Mark Cuban’s wholesale pharmaceuticals company received several glowing recommendations on social media last weekend.
Cost Plus Drugs provides common medications to consumers at a fraction of the price they would pay at other pharmacies.
Zakk Cash wrote on Twitter, “@mcuban just saved my life making my seizure medication affordable,” followed by a screenshot of a Cost Plus Drugs order for Lamotrigine, priced at $31.80 for 90 200mg tablets.
Cuban responded, writing, “Please tell others that take these. We expect to add more than 1k more meds over the next 12 months, if not sooner.”
And Alex Matteo responded to Cuban’s tweet, sharing her story about how Cost Plus Drugs saved her money:
I just found a 3 month supply of the antidepressants I take for only $28.20. Saving me over $930 for the same span. It’s incredible what you are doing 🙏🏽
— Alex Matteo (@Alexmatteo94) June 19, 2022
Cuban quoted that tweet, revealing that the company spends no money on marketing and instead relies on word of mouth to spread the news about its work:
Please help us spread the word. We WONT SPEND A NICKEL ON MARKETING. WE COMPLETELY RELY ON WORD OF MOUTH This allows us to price at such low prices. So all help is welcome from everyone and anyone ! https://t.co/yxVJ2mNJad
— Mark Cuban (@mcuban) June 19, 2022
Judging by the tweets and replies, Cuban’s no-marketing strategy does seem to be working — but that’s a claim that can’t be verified without data from Cost Plus Drugs’ analytics.
Here are today’s other top stories:
As TechCrunch reports, “Meta wants to make it clear it’s not giving up on high-end VR experiences yet.”
At a media briefing last weekend, CEO Mark Zuckerberg revealed several VR headset prototypes from Meta’s Reality Labs, including the Holocake 2, which is Meta’s thinnest headset to date.
In addition, TechCrunch reports:
Meta’s upcoming Cambria headset appears to be a small step towards achieving true VR presence, the brief glimpses we’ve seen at its technology makes it seem like a small upgrade from the Oculus Quest 2. While admitting the perfect headset is far off, Zuckerberg showed off prototypes that demonstrated how much progress Meta’s Reality Labs has made so far.
“Displays that match the full capacity of human vision are going to unlock some really important things,” Zuckerberg said at the briefing. “The first is a realistic sense of presence, and that’s the feeling of being with someone or in some place as if you’re physically there.

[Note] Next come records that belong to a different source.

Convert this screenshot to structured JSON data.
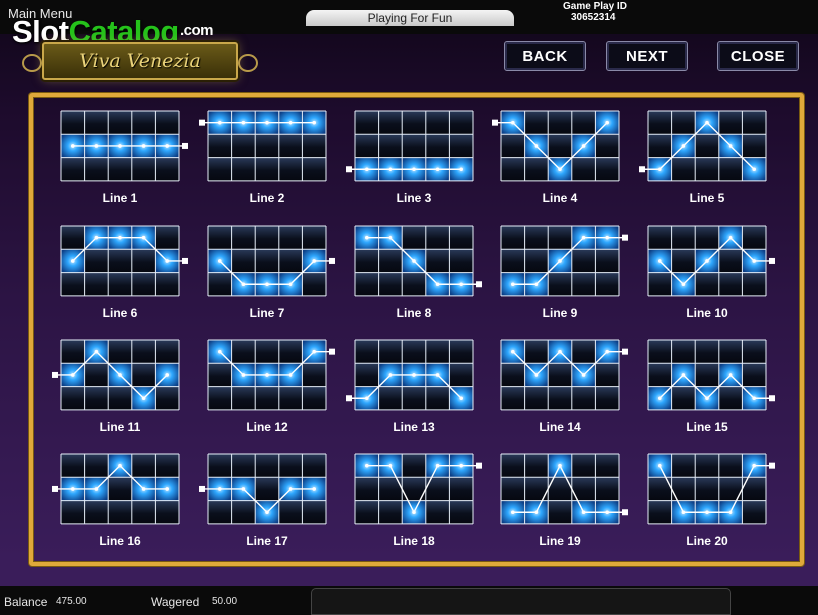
{
  "header": {
    "main_menu": "Main Menu",
    "watermark_slot": "Slot",
    "watermark_catalog": "Catalog",
    "watermark_com": ".com",
    "logo_text": "Viva Venezia",
    "mode": "Playing For Fun",
    "game_play_id_label": "Game Play ID",
    "game_play_id": "30652314"
  },
  "nav": {
    "back": "BACK",
    "next": "NEXT",
    "close": "CLOSE"
  },
  "colors": {
    "frame": "#e0a93a",
    "cell_light": "#2fa8ff",
    "background": "#2c1444"
  },
  "paylines": [
    {
      "label": "Line 1",
      "rows": [
        1,
        1,
        1,
        1,
        1
      ],
      "marker_side": "right"
    },
    {
      "label": "Line 2",
      "rows": [
        0,
        0,
        0,
        0,
        0
      ],
      "marker_side": "left"
    },
    {
      "label": "Line 3",
      "rows": [
        2,
        2,
        2,
        2,
        2
      ],
      "marker_side": "left"
    },
    {
      "label": "Line 4",
      "rows": [
        0,
        1,
        2,
        1,
        0
      ],
      "marker_side": "left"
    },
    {
      "label": "Line 5",
      "rows": [
        2,
        1,
        0,
        1,
        2
      ],
      "marker_side": "left"
    },
    {
      "label": "Line 6",
      "rows": [
        1,
        0,
        0,
        0,
        1
      ],
      "marker_side": "right"
    },
    {
      "label": "Line 7",
      "rows": [
        1,
        2,
        2,
        2,
        1
      ],
      "marker_side": "right"
    },
    {
      "label": "Line 8",
      "rows": [
        0,
        0,
        1,
        2,
        2
      ],
      "marker_side": "right"
    },
    {
      "label": "Line 9",
      "rows": [
        2,
        2,
        1,
        0,
        0
      ],
      "marker_side": "right"
    },
    {
      "label": "Line 10",
      "rows": [
        1,
        2,
        1,
        0,
        1
      ],
      "marker_side": "right"
    },
    {
      "label": "Line 11",
      "rows": [
        1,
        0,
        1,
        2,
        1
      ],
      "marker_side": "left"
    },
    {
      "label": "Line 12",
      "rows": [
        0,
        1,
        1,
        1,
        0
      ],
      "marker_side": "right"
    },
    {
      "label": "Line 13",
      "rows": [
        2,
        1,
        1,
        1,
        2
      ],
      "marker_side": "left"
    },
    {
      "label": "Line 14",
      "rows": [
        0,
        1,
        0,
        1,
        0
      ],
      "marker_side": "right"
    },
    {
      "label": "Line 15",
      "rows": [
        2,
        1,
        2,
        1,
        2
      ],
      "marker_side": "right"
    },
    {
      "label": "Line 16",
      "rows": [
        1,
        1,
        0,
        1,
        1
      ],
      "marker_side": "left"
    },
    {
      "label": "Line 17",
      "rows": [
        1,
        1,
        2,
        1,
        1
      ],
      "marker_side": "left"
    },
    {
      "label": "Line 18",
      "rows": [
        0,
        0,
        2,
        0,
        0
      ],
      "marker_side": "right"
    },
    {
      "label": "Line 19",
      "rows": [
        2,
        2,
        0,
        2,
        2
      ],
      "marker_side": "right"
    },
    {
      "label": "Line 20",
      "rows": [
        0,
        2,
        2,
        2,
        0
      ],
      "marker_side": "right"
    }
  ],
  "footer": {
    "balance_label": "Balance",
    "balance": "475.00",
    "wagered_label": "Wagered",
    "wagered": "50.00"
  }
}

And given our focus on helping people connect, you can see why this is such a big deal.”
Why it matters: Companies that seek to enter the metaverse with their own products and services should be keeping tabs on Zuckerberg’s hardware and software advances with regard to VR. If the metaverse is the future, PR pros should prepare themselves for virtual reality as robustly and quickly as possible.
A new study from Gallup reveals how Americans are spending their time using their smartphones — and how much that time has increased since 2015.
The biggest changes are in how much time Americans spend using their phones to make purchases online (up 31%) and browsing products online (25%), followed closely by browsing the internet and reading articles online (24%).
It’s a sign to communicators that your company should be optimizing your website’s content to fit not only on a computer screen, but also on our comparably tiny handheld devices. Like TikTok has proved, vertical video is king, and it’s possible to integrate similar features into your web presence.
RTO plans for companies looking to bring their employees back after extended periods of remote work may be hitting yet another hurdle.
Thanks to inflation and the rising cost of gasoline, employees with a commute are feeling the effects of pain at the pump — which means paying more to get to and from work.
Human resources consultant Jill Chapman told Marketplace that employers should consider subsidizing their workers’ travel costs through carpooling or public transit perks.
“You might say instead of giving a Starbucks card for somebody who did the best on a project, you’re gonna give a gas card now,” she says.
Why it matters: As we noted on Ragan.com in May, helping employees get to work can improve your employer branding. Organizations have begun offering commuting subsidies, rental car programs and bike-to-work incentives for employees in an attempt to help combat the rising cost of getting to work — and in doing so, they’re crafting powerful employer branding messaging.